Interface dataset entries
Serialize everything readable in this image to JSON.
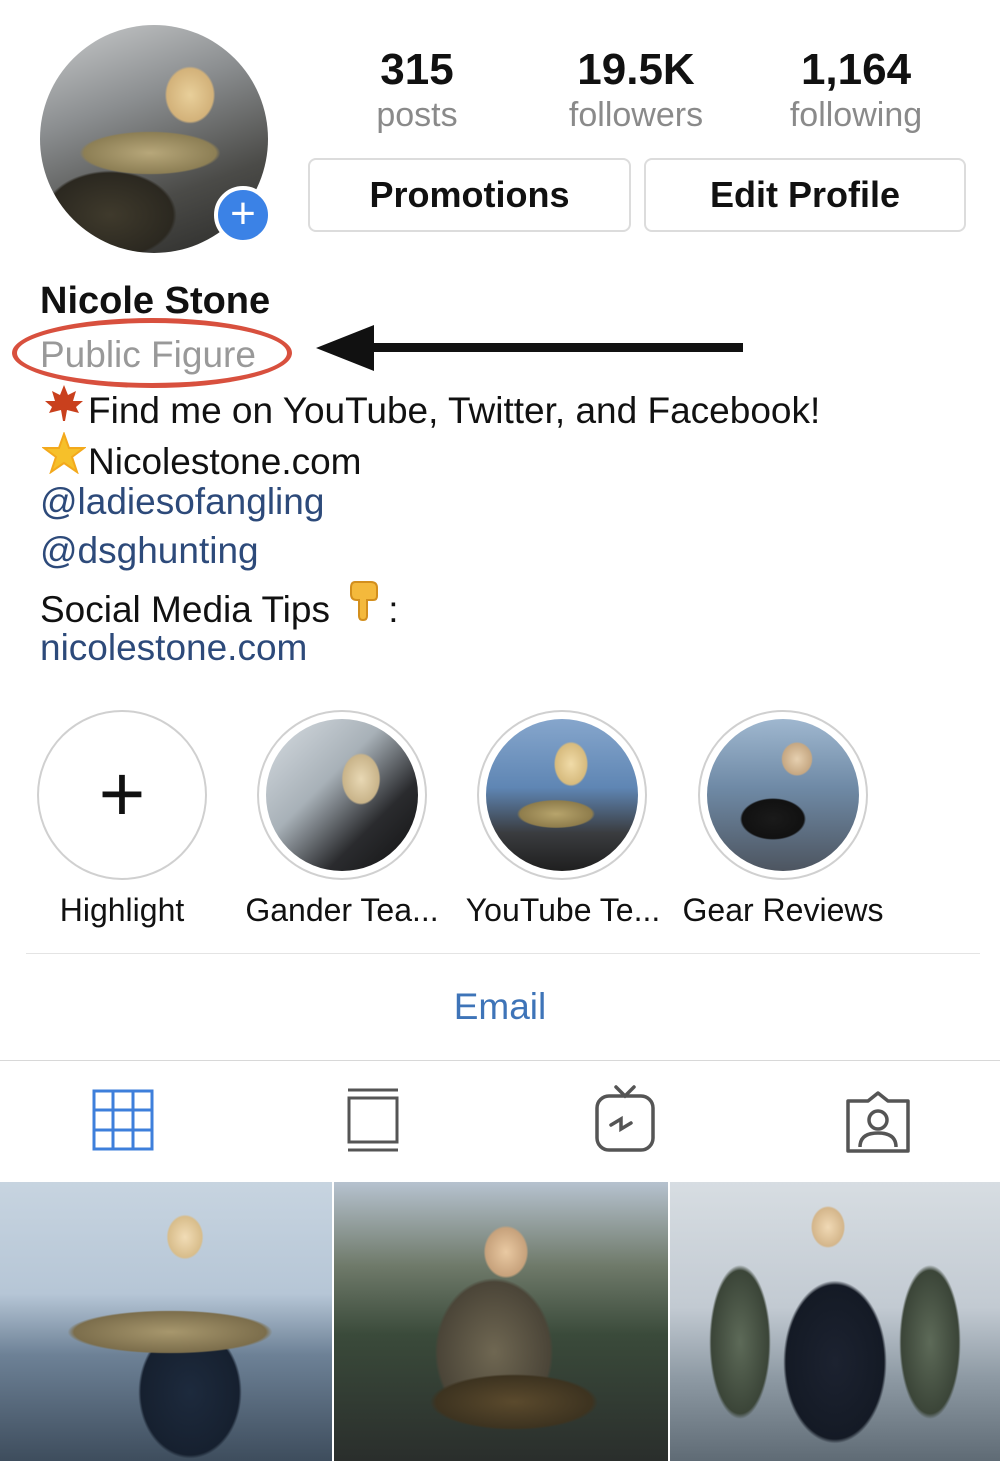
{
  "profile": {
    "name": "Nicole Stone",
    "category": "Public Figure"
  },
  "stats": [
    {
      "value": "315",
      "label": "posts"
    },
    {
      "value": "19.5K",
      "label": "followers"
    },
    {
      "value": "1,164",
      "label": "following"
    }
  ],
  "buttons": {
    "promotions": "Promotions",
    "edit_profile": "Edit Profile"
  },
  "bio": {
    "line1_icon": "maple-leaf-icon",
    "line1": "Find me on YouTube, Twitter, and Facebook!",
    "line2_icon": "star-icon",
    "line2": "Nicolestone.com",
    "mention1": "@ladiesofangling",
    "mention2": "@dsghunting",
    "tips": "Social Media Tips",
    "tips_icon": "pointing-down-icon",
    "tips_suffix": ":",
    "website": "nicolestone.com"
  },
  "highlights": [
    {
      "label": "Highlight"
    },
    {
      "label": "Gander Tea..."
    },
    {
      "label": "YouTube Te..."
    },
    {
      "label": "Gear Reviews"
    }
  ],
  "contact": {
    "email": "Email"
  },
  "tabs": [
    "grid-icon",
    "feed-icon",
    "igtv-icon",
    "tagged-icon"
  ],
  "colors": {
    "accent_blue": "#3b82e6",
    "link": "#2d4a7a",
    "annotation_red": "#d8503e"
  }
}
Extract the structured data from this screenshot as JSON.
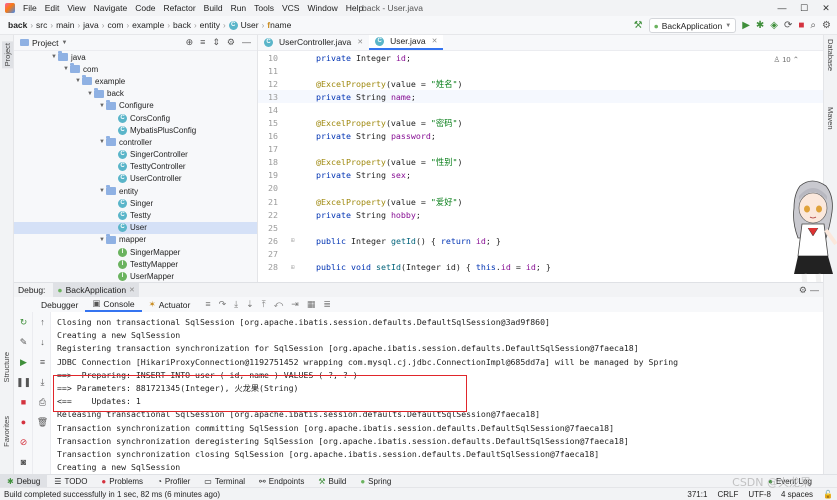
{
  "menubar": {
    "items": [
      "File",
      "Edit",
      "View",
      "Navigate",
      "Code",
      "Refactor",
      "Build",
      "Run",
      "Tools",
      "VCS",
      "Window",
      "Help"
    ],
    "window_title": "back - User.java"
  },
  "navbar": {
    "crumbs": [
      "back",
      "src",
      "main",
      "java",
      "com",
      "example",
      "back",
      "entity",
      "User",
      "name"
    ],
    "run_config": "BackApplication"
  },
  "project": {
    "title": "Project",
    "tree": [
      {
        "label": "java",
        "depth": 0,
        "icon": "folder",
        "expanded": true
      },
      {
        "label": "com",
        "depth": 1,
        "icon": "folder",
        "expanded": true
      },
      {
        "label": "example",
        "depth": 2,
        "icon": "folder",
        "expanded": true
      },
      {
        "label": "back",
        "depth": 3,
        "icon": "folder",
        "expanded": true
      },
      {
        "label": "Configure",
        "depth": 4,
        "icon": "folder",
        "expanded": true
      },
      {
        "label": "CorsConfig",
        "depth": 5,
        "icon": "class"
      },
      {
        "label": "MybatisPlusConfig",
        "depth": 5,
        "icon": "class"
      },
      {
        "label": "controller",
        "depth": 4,
        "icon": "folder",
        "expanded": true
      },
      {
        "label": "SingerController",
        "depth": 5,
        "icon": "class"
      },
      {
        "label": "TesttyController",
        "depth": 5,
        "icon": "class"
      },
      {
        "label": "UserController",
        "depth": 5,
        "icon": "class"
      },
      {
        "label": "entity",
        "depth": 4,
        "icon": "folder",
        "expanded": true
      },
      {
        "label": "Singer",
        "depth": 5,
        "icon": "class"
      },
      {
        "label": "Testty",
        "depth": 5,
        "icon": "class"
      },
      {
        "label": "User",
        "depth": 5,
        "icon": "class",
        "selected": true
      },
      {
        "label": "mapper",
        "depth": 4,
        "icon": "folder",
        "expanded": true
      },
      {
        "label": "SingerMapper",
        "depth": 5,
        "icon": "interface"
      },
      {
        "label": "TesttyMapper",
        "depth": 5,
        "icon": "interface"
      },
      {
        "label": "UserMapper",
        "depth": 5,
        "icon": "interface"
      }
    ]
  },
  "editor": {
    "tabs": [
      {
        "label": "UserController.java",
        "active": false
      },
      {
        "label": "User.java",
        "active": true
      }
    ],
    "usages": "10",
    "lines": [
      {
        "n": "10",
        "html": "private Integer id;"
      },
      {
        "n": "11",
        "html": ""
      },
      {
        "n": "12",
        "html": "@ExcelProperty(value = \"姓名\")"
      },
      {
        "n": "13",
        "html": "private String name;"
      },
      {
        "n": "14",
        "html": ""
      },
      {
        "n": "15",
        "html": "@ExcelProperty(value = \"密码\")"
      },
      {
        "n": "16",
        "html": "private String password;"
      },
      {
        "n": "17",
        "html": ""
      },
      {
        "n": "18",
        "html": "@ExcelProperty(value = \"性别\")"
      },
      {
        "n": "19",
        "html": "private String sex;"
      },
      {
        "n": "20",
        "html": ""
      },
      {
        "n": "21",
        "html": "@ExcelProperty(value = \"爱好\")"
      },
      {
        "n": "22",
        "html": "private String hobby;"
      },
      {
        "n": "25",
        "html": ""
      },
      {
        "n": "26",
        "html": "public Integer getId() { return id; }"
      },
      {
        "n": "27",
        "html": ""
      },
      {
        "n": "28",
        "html": "public void setId(Integer id) { this.id = id; }"
      }
    ]
  },
  "debug": {
    "label": "Debug:",
    "session": "BackApplication",
    "tabs": [
      "Debugger",
      "Console",
      "Actuator"
    ],
    "console_lines": [
      "Closing non transactional SqlSession [org.apache.ibatis.session.defaults.DefaultSqlSession@3ad9f860]",
      "Creating a new SqlSession",
      "Registering transaction synchronization for SqlSession [org.apache.ibatis.session.defaults.DefaultSqlSession@7faeca18]",
      "JDBC Connection [HikariProxyConnection@1192751452 wrapping com.mysql.cj.jdbc.ConnectionImpl@685dd7a] will be managed by Spring",
      "==>  Preparing: INSERT INTO user ( id, name ) VALUES ( ?, ? )",
      "==> Parameters: 881721345(Integer), 火龙果(String)",
      "<==    Updates: 1",
      "Releasing transactional SqlSession [org.apache.ibatis.session.defaults.DefaultSqlSession@7faeca18]",
      "Transaction synchronization committing SqlSession [org.apache.ibatis.session.defaults.DefaultSqlSession@7faeca18]",
      "Transaction synchronization deregistering SqlSession [org.apache.ibatis.session.defaults.DefaultSqlSession@7faeca18]",
      "Transaction synchronization closing SqlSession [org.apache.ibatis.session.defaults.DefaultSqlSession@7faeca18]",
      "Creating a new SqlSession"
    ]
  },
  "bottom_tools": [
    "Debug",
    "TODO",
    "Problems",
    "Profiler",
    "Terminal",
    "Endpoints",
    "Build",
    "Spring"
  ],
  "event_log": "Event Log",
  "status": {
    "message": "Build completed successfully in 1 sec, 82 ms (6 minutes ago)",
    "position": "371:1",
    "line_sep": "CRLF",
    "encoding": "UTF-8",
    "indent": "4 spaces"
  },
  "side_labels": {
    "project": "Project",
    "structure": "Structure",
    "favorites": "Favorites",
    "database": "Database",
    "maven": "Maven"
  },
  "watermark": "CSDN @火龙果"
}
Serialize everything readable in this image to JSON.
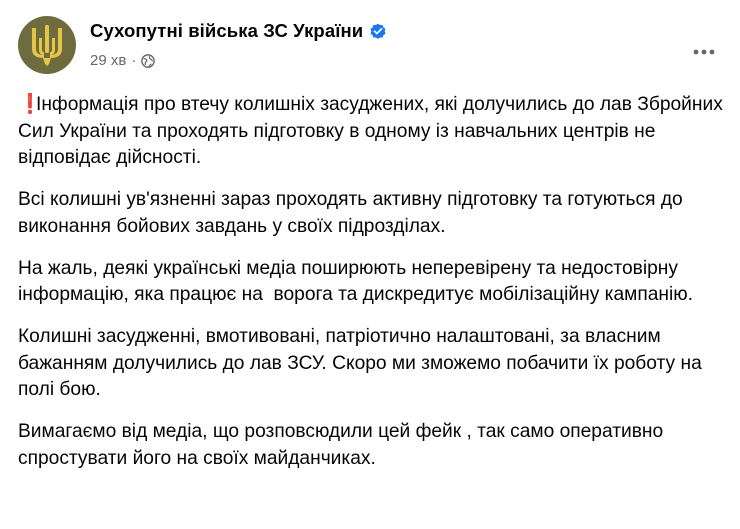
{
  "post": {
    "author": {
      "name": "Сухопутні війська ЗС України",
      "verified": true,
      "avatar_icon": "trident-emblem-icon",
      "avatar_bg": "#6e6b3f",
      "emblem_color": "#e6c44a"
    },
    "meta": {
      "time": "29 хв",
      "separator": "·",
      "audience_icon": "globe-icon"
    },
    "more_icon": "more-options-icon",
    "paragraphs": [
      {
        "prefix": "❗",
        "text": "Інформація про втечу колишніх засуджених, які долучились до лав Збройних Сил України та проходять підготовку в одному із навчальних центрів не відповідає дійсності."
      },
      {
        "text": "Всі колишні ув'язненні зараз проходять активну підготовку та готуються до виконання бойових завдань у своїх підрозділах."
      },
      {
        "text": "На жаль, деякі українські медіа поширюють неперевірену та недостовірну інформацію, яка працює на  ворога та дискредитує мобілізаційну кампанію."
      },
      {
        "text": "Колишні засудженні, вмотивовані, патріотично налаштовані, за власним бажанням долучились до лав ЗСУ. Скоро ми зможемо побачити їх роботу на полі бою."
      },
      {
        "text": "Вимагаємо від медіа, що розповсюдили цей фейк , так само оперативно спростувати його на своїх майданчиках."
      }
    ]
  },
  "colors": {
    "text": "#050505",
    "secondary": "#65676b",
    "verified": "#1877f2",
    "exclaim": "#e0262c"
  }
}
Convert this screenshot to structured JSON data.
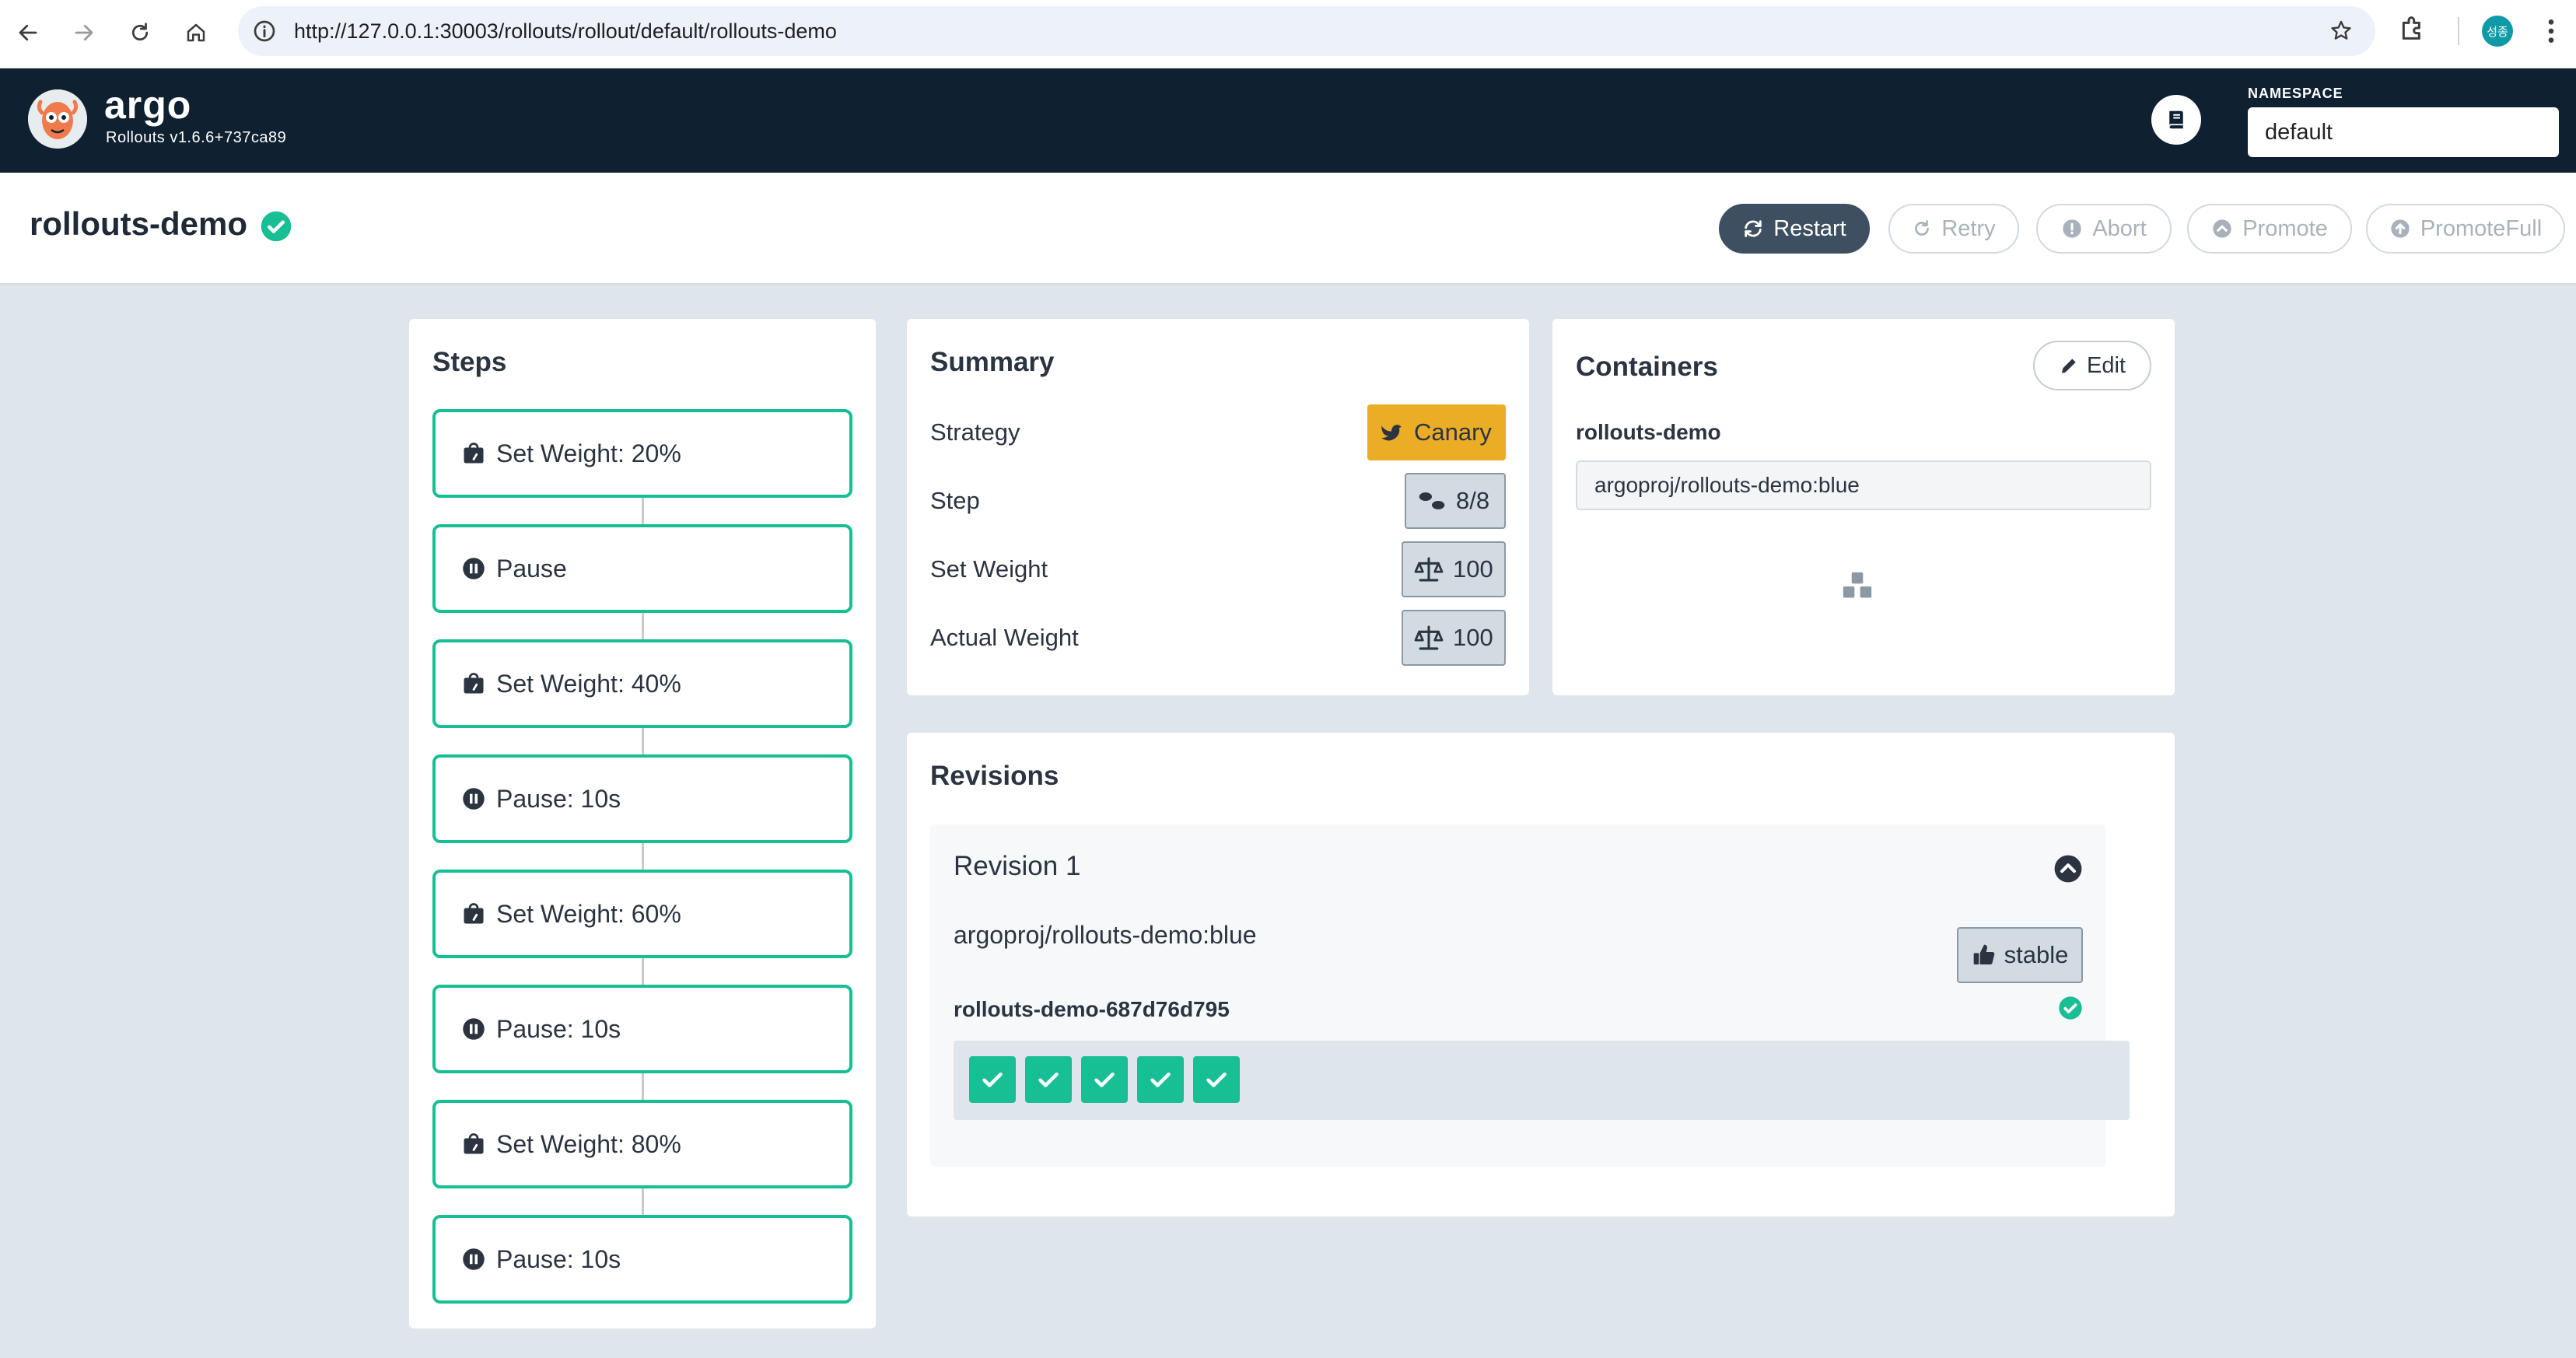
{
  "browser": {
    "url": "http://127.0.0.1:30003/rollouts/rollout/default/rollouts-demo",
    "profile_initials": "성종"
  },
  "header": {
    "app_name": "argo",
    "version": "Rollouts v1.6.6+737ca89",
    "namespace_label": "NAMESPACE",
    "namespace_value": "default"
  },
  "titlebar": {
    "title": "rollouts-demo",
    "actions": {
      "restart": "Restart",
      "retry": "Retry",
      "abort": "Abort",
      "promote": "Promote",
      "promote_full": "PromoteFull"
    }
  },
  "steps": {
    "title": "Steps",
    "items": [
      {
        "label": "Set Weight: 20%",
        "icon": "weight-icon"
      },
      {
        "label": "Pause",
        "icon": "pause-icon"
      },
      {
        "label": "Set Weight: 40%",
        "icon": "weight-icon"
      },
      {
        "label": "Pause: 10s",
        "icon": "pause-icon"
      },
      {
        "label": "Set Weight: 60%",
        "icon": "weight-icon"
      },
      {
        "label": "Pause: 10s",
        "icon": "pause-icon"
      },
      {
        "label": "Set Weight: 80%",
        "icon": "weight-icon"
      },
      {
        "label": "Pause: 10s",
        "icon": "pause-icon"
      }
    ]
  },
  "summary": {
    "title": "Summary",
    "strategy_label": "Strategy",
    "strategy_value": "Canary",
    "step_label": "Step",
    "step_value": "8/8",
    "set_weight_label": "Set Weight",
    "set_weight_value": "100",
    "actual_weight_label": "Actual Weight",
    "actual_weight_value": "100"
  },
  "containers": {
    "title": "Containers",
    "edit_label": "Edit",
    "name": "rollouts-demo",
    "image": "argoproj/rollouts-demo:blue"
  },
  "revisions": {
    "title": "Revisions",
    "items": [
      {
        "title": "Revision 1",
        "image": "argoproj/rollouts-demo:blue",
        "badge": "stable",
        "replicaset": "rollouts-demo-687d76d795",
        "pods": 5
      }
    ]
  },
  "colors": {
    "header_bg": "#0f2131",
    "accent_green": "#18be94",
    "canary_yellow": "#ebac26",
    "page_bg": "#dee6eb"
  }
}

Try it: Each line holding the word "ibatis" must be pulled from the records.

Answer box:
      "Closing non transactional SqlSession [org.apache.ibatis.session.defaults.DefaultSqlSession@3ad9f860]",
      "Registering transaction synchronization for SqlSession [org.apache.ibatis.session.defaults.DefaultSqlSession@7faeca18]",
      "Releasing transactional SqlSession [org.apache.ibatis.session.defaults.DefaultSqlSession@7faeca18]",
      "Transaction synchronization committing SqlSession [org.apache.ibatis.session.defaults.DefaultSqlSession@7faeca18]",
      "Transaction synchronization deregistering SqlSession [org.apache.ibatis.session.defaults.DefaultSqlSession@7faeca18]",
      "Transaction synchronization closing SqlSession [org.apache.ibatis.session.defaults.DefaultSqlSession@7faeca18]",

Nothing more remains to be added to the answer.